That’s the beauty of the Christian faith. We're set free by Christ not to chase our own agendas, but to serve our neighbors with unbridled passion. That’s the whole reason we’ve been created, redeemed, and put here. We’re not put here to play the victim, whining about how unfair life is, demanding to receive what we didn’t work for. We’re put here by God to shake things up.
The Holy Spirit unleashes his power through us, his vines, and we then get to watch as his fruits blossom and ripen: faith is created from nothing, lives are changed, hearts are healed, and God’s good works make the people who annoy the hell out of us suddenly and inexplicably worth living and dying for.
So the fruits of the Holy Spirit are not mere decorations on a tree that we get to stare at like cows staring at a new gate; they are the very essence of our calling. Love, joy, peace, patience, kindness, goodness, faithfulness, gentleness, and self-control: these are the vibrant colors God uses to paint the canvas of our lives.
Again, we’re not spectators to this; we are the vines and he is the branch. We are the instruments of the Spirit. It’s the Spirit of God who produces these fruits through us, working in mysterious ways for the good of others that leave us humbled and in awe, grateful that we’re chosen to be a part of his good and gracious works.
So to repeat, our good works are not our good works. Therefore, we don’t get to anticipate personal accolades.We don’t get to act like we’re entitled to some heavenly reward because we’re well behaved little workers, like elves in Santa’s workshop. The fruits of the Spirit are about pointing others to the source of all goodness, and that’s not us. It’s Jesus Christ.
Every act of kindness, every display of patience, every word of encouragement—it's all part of God’s good will to draw sinners closer to the saving grace of Jesus Christ. We are instruments of God's boundless love, charged with the mission of spreading his forgiveness and mercy. It's not about performing for the applause of the world; it's about illuminating the path that leads to redemption, pointing lost souls toward the ultimate good work of God: the creation and sustenance of faith through his Word and sacraments.
The fruits of the Spirit are about pointing others to the source of all goodness, and that’s not us. It’s Jesus Christ.
And so we don’t worry about what kinds of fruits we will produce that testify to the goodness of our Lord. He will do it in and through us, whether we’re on board with his choices or not. We simply say “Amen” to it all.
So in this Christ-won forgiveness and new life, we trust that we will live boldly because the Holy Spirit is at work in us. We will love fiercely because that is what he chooses for us. We will serve our neighbors with audacious compassion because that is God’s will for us and our neighbor.
And every good work he undertakes through us will serve as a testament to the relentless grace of our Lord and Savior Jesus Christ, drawing others into the holy communion of baptized sinners who love and serve each other, not for themselves, but for the sake of the faith and salvation of everyone around them.

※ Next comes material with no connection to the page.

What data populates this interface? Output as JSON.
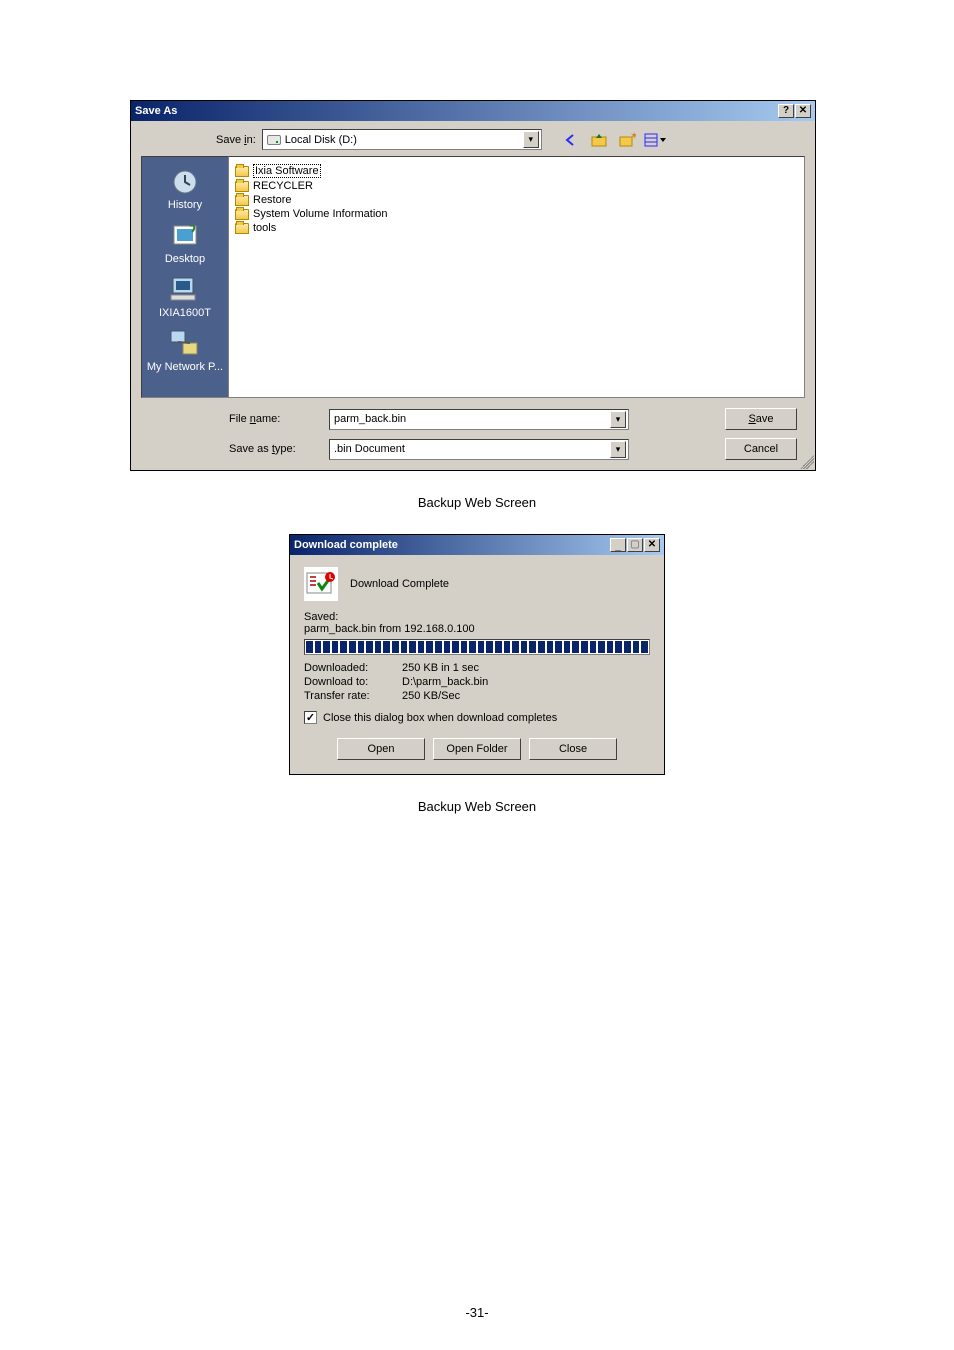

One last thing: If anyone is wondering, “Who is my neighbor?” “Who does God intend for me to serve?” That’s simple. Whoever is standing right in front of us at any given moment is our neighbor. Our neighbor is whoever God puts right in front of our faces.

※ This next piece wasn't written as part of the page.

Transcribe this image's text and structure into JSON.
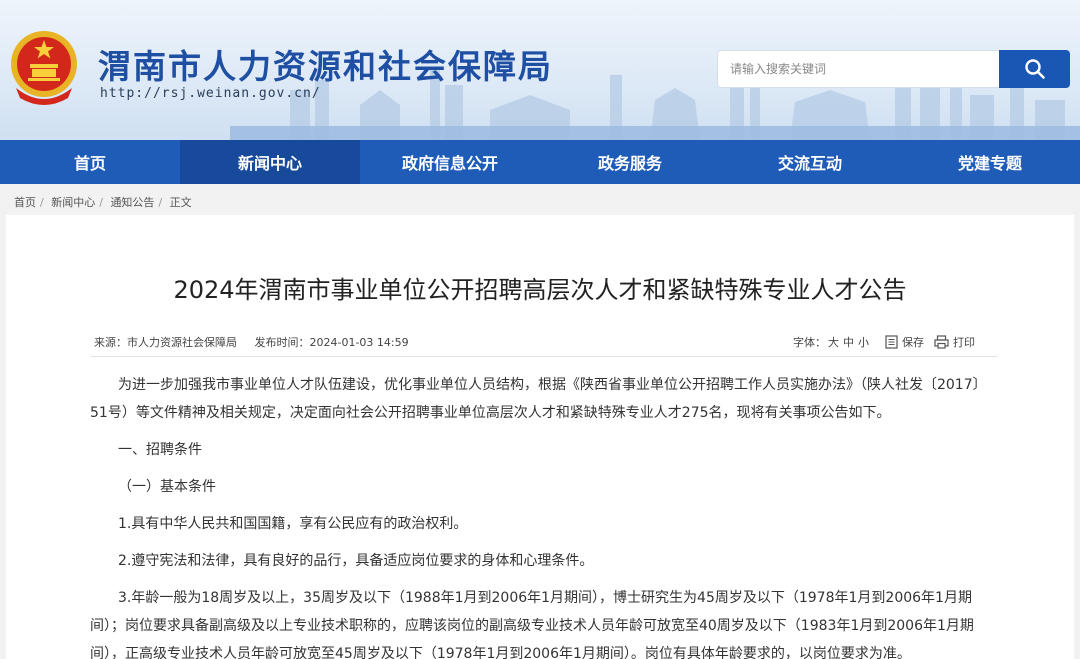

Our neighbor is unavoidable because the Holy Spirit wants us to be there, face to face with them as an instrument of his forgiveness and mercy. Good works flow from the heart and out of the mouth of the one who has been captivated by the boundless love and forgiveness of Christ.
Good works, whatever they may be and however they may appear, are not a transaction intended to earn God's favor. They are a response of gratitude and joy, ignited by the Holy Spirit, who strengthens us to love and serve our neighbors with a radical selflessness that reflects the very nature of our Savior, Jesus Christ. And to that we simply say, “Amen” as we enjoy a succulent piece of the Holy Spirit’s fruit.